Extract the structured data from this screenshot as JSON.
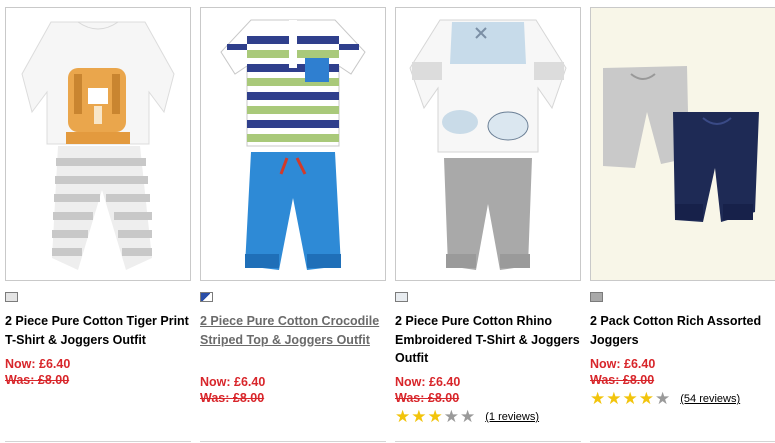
{
  "products": [
    {
      "swatch_color": "#e4e4e4",
      "title": "2 Piece Pure Cotton Tiger Print T-Shirt & Joggers Outfit",
      "now": "Now: £6.40",
      "was": "Was: £8.00"
    },
    {
      "swatch_color": "#2b4fa8",
      "title": "2 Piece Pure Cotton Crocodile Striped Top & Joggers Outfit",
      "now": "Now: £6.40",
      "was": "Was: £8.00"
    },
    {
      "swatch_color": "#e8ecf0",
      "title": "2 Piece Pure Cotton Rhino Embroidered T-Shirt & Joggers Outfit",
      "now": "Now: £6.40",
      "was": "Was: £8.00",
      "rating": 3,
      "rating_max": 5,
      "reviews": "(1 reviews)"
    },
    {
      "swatch_color": "#a9a9a9",
      "title": "2 Pack Cotton Rich Assorted Joggers",
      "now": "Now: £6.40",
      "was": "Was: £8.00",
      "rating": 4,
      "rating_max": 5,
      "reviews": "(54 reviews)"
    }
  ]
}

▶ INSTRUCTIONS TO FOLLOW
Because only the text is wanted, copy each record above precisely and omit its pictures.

▶ EXERCISE SOLUTION
Extract the structured data from this screenshot as JSON.
{
  "products": [
    {
      "swatch_color": "#e4e4e4",
      "title": "2 Piece Pure Cotton Tiger Print T-Shirt & Joggers Outfit",
      "now": "Now: £6.40",
      "was": "Was: £8.00"
    },
    {
      "swatch_color": "#2b4fa8",
      "title": "2 Piece Pure Cotton Crocodile Striped Top & Joggers Outfit",
      "now": "Now: £6.40",
      "was": "Was: £8.00"
    },
    {
      "swatch_color": "#e8ecf0",
      "title": "2 Piece Pure Cotton Rhino Embroidered T-Shirt & Joggers Outfit",
      "now": "Now: £6.40",
      "was": "Was: £8.00",
      "rating": 3,
      "rating_max": 5,
      "reviews": "(1 reviews)"
    },
    {
      "swatch_color": "#a9a9a9",
      "title": "2 Pack Cotton Rich Assorted Joggers",
      "now": "Now: £6.40",
      "was": "Was: £8.00",
      "rating": 4,
      "rating_max": 5,
      "reviews": "(54 reviews)"
    }
  ]
}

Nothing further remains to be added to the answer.